Obama’s Ex-Adviser Admits Obamacare Can’t Work Without Death Panels

When Sarah Palin criticized plans for Obamacare by saying that costs would be controlled by unethical “death panels” that would ration care based on the panels’ estimate of an individual’s value to society, she was criticized by Democrats in Congress, the White House and in all the liberal media, talk shows and endless comedy sketches.

No, there would never be such a horrific thing as death panels, we were told. That was just Republicans trying to scare people away from the grand socialist future where everyone would receive free high-quality health care. Politifact even dubbed Palin’s observation the “lie of the year” in 2009.

Naturally, Palin was 100 percent right in her assessment of how Obamacare would work, and now a former Obama adviser has admitted it in the New York Times.

The original blog post by Palin that sent liberals over the edge with indignation read:
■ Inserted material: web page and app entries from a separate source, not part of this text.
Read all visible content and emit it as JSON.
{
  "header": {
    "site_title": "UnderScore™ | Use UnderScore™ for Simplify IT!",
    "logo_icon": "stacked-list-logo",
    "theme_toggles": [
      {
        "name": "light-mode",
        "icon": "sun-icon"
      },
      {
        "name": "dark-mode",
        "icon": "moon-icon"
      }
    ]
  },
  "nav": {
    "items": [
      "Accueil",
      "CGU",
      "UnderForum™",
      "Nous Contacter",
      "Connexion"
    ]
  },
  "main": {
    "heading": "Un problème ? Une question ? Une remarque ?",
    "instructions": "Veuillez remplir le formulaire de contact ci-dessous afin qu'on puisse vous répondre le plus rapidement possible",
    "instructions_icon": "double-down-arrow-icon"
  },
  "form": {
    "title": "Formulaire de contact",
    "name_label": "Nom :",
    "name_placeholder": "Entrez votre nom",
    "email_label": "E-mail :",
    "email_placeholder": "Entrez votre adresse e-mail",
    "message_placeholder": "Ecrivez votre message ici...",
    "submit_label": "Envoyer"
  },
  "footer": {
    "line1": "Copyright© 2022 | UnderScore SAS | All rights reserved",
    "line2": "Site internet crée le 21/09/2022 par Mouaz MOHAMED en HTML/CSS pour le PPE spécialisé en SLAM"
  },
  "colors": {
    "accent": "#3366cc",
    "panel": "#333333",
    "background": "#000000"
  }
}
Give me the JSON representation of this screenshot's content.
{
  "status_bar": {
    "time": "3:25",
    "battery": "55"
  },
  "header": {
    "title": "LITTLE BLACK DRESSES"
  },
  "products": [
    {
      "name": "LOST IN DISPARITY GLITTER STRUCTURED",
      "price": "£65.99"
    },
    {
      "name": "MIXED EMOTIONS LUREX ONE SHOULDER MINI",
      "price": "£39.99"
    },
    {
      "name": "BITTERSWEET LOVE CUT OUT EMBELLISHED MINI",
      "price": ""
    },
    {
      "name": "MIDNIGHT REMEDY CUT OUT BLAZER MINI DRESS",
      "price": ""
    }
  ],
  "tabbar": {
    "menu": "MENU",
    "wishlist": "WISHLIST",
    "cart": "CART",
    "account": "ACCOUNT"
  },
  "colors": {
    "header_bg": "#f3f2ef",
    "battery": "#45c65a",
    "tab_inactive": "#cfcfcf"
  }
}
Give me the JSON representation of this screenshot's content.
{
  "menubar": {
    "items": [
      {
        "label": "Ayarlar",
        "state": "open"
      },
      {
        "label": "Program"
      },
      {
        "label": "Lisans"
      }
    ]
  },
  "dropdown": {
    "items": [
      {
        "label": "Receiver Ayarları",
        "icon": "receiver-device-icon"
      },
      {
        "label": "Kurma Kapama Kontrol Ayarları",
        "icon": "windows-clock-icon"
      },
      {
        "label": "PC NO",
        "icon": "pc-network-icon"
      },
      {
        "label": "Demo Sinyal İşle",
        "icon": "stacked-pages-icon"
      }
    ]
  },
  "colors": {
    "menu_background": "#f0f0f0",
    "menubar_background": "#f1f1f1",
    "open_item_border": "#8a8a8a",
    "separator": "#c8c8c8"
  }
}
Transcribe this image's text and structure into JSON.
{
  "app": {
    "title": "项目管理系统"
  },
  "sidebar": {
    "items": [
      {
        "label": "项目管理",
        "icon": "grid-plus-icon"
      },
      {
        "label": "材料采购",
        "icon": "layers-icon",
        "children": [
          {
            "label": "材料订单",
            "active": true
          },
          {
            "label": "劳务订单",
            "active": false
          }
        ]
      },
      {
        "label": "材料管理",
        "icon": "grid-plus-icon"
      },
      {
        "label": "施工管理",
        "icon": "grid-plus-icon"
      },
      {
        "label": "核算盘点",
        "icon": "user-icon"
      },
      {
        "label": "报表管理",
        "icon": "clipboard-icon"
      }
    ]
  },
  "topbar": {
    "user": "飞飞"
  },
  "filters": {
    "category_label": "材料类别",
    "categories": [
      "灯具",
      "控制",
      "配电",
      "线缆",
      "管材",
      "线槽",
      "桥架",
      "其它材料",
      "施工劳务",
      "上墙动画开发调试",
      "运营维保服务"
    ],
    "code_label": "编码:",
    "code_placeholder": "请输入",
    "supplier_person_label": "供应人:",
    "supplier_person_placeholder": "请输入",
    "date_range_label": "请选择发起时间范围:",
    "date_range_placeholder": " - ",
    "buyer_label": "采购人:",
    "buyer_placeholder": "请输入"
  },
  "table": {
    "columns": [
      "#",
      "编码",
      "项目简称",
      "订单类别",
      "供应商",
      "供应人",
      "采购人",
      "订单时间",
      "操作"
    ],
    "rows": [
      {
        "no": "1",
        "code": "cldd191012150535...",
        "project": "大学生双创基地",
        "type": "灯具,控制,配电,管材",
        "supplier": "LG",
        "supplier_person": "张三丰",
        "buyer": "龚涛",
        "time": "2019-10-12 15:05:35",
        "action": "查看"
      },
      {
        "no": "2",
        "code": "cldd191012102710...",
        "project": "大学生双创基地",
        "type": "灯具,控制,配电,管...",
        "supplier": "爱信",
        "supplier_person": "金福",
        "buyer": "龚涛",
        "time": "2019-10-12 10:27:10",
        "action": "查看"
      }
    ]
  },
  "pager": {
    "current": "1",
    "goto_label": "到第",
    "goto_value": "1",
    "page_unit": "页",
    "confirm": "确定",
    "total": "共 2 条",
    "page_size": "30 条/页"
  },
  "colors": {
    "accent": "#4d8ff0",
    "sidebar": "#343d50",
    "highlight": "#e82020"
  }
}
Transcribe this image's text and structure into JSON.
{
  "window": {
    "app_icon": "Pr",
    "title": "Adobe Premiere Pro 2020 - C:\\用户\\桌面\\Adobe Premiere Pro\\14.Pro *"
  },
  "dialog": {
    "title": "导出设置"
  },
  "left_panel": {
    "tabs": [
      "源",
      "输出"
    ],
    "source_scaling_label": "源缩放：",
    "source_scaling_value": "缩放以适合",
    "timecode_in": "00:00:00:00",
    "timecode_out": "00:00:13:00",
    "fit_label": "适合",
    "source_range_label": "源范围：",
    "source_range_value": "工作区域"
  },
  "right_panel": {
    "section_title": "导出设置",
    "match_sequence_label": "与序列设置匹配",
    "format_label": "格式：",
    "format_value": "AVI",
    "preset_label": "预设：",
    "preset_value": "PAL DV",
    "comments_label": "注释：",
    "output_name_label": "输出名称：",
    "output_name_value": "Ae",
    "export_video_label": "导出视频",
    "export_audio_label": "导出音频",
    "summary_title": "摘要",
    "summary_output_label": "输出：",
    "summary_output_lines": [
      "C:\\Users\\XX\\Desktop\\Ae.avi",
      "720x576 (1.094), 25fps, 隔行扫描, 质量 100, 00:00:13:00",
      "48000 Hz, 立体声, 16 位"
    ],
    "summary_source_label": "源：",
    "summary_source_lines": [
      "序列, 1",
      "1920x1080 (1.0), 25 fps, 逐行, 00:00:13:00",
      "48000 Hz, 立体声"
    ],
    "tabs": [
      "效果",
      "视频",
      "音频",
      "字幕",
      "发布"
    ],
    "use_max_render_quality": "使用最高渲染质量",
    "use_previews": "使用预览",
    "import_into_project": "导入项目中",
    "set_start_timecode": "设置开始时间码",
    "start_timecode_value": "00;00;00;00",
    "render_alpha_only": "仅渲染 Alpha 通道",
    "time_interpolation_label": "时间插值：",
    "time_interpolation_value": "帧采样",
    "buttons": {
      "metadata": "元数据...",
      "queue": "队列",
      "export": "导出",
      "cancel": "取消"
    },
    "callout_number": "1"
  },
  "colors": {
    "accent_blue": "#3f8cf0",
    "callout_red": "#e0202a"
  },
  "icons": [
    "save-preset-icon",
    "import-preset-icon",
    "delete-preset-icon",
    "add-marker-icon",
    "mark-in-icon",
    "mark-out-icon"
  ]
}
The Democrats promise that a government health care system will reduce the cost of health care, but as the economist Thomas Sowell has pointed out, government health care will not reduce the cost; it will simply refuse to pay the cost. And who will suffer the most when they ration care? The sick, the elderly, and the disabled, of course. The America I know and love is not one in which my parents or my baby with Down Syndrome will have to stand in front of Obama’s “death panel” so his bureaucrats can decide, based on a subjective judgment of their “level of productivity in society,” whether they are worthy of health care. Such a system is downright evil.
Health care by definition involves life and death decisions. Human rights and human dignity must be at the center of any health care discussion.

In a column a couple of weeks ago in the New York Times, former Obama adviser Steven Rattner wrote, “We need death panels. Well, maybe not death panels, exactly, but unless we start allocating health care resources more prudently — rationing, by its proper name — the exploding cost of Medicare will swamp the federal budget.”

It still hasn’t sunk in with Obama supporters, who seem oblivious to the higher medical costs, increased labor costs, consumer inflation and growing tax burden Obamacare is imposing even before it ever treats anyone.

That’s the way socialized medicine works. It cannot increase efficiency as its chief ability is the adding of layers of regulation and bureaucracy. Cost-reducing innovation is out of the question for the same reason.

The only way to control costs in socialized medicine then is to withhold care, and the first to go untreated will be those who cost the most to treat. Under Obamacare, the mechanism for determining who lives or dies is called the Independent Payment Advisory Board.

During the debates over Obamacare, conservatives were quick to cite countries like Canada, New Zealand and Australia as examples of countries where care is rationed. They were the very countries liberals were telling us we had to emulate, but somehow any “rationing” magically disappeared in liberals’ portrayals of these medical wonderlands.

Rattner points to those same countries as models for how he feels we should limit health care. “We may shrink from such stomach-wrenching choices, but they are inescapable,” he writes.

To call the Independent Payment Advisory Board a “death panel” is not an exaggeration in any way, because that is exactly what the board will be deciding on a regular basis. It may not literally haul critical patients before a board of wizened bean counters, but that will be its effect as it develops an entire bureaucracy devoted to deciding if you or your loved one are worth allowing to live.

It’s one of many lies we were told about Obamacare, but it may be the most insidiously evil in intent.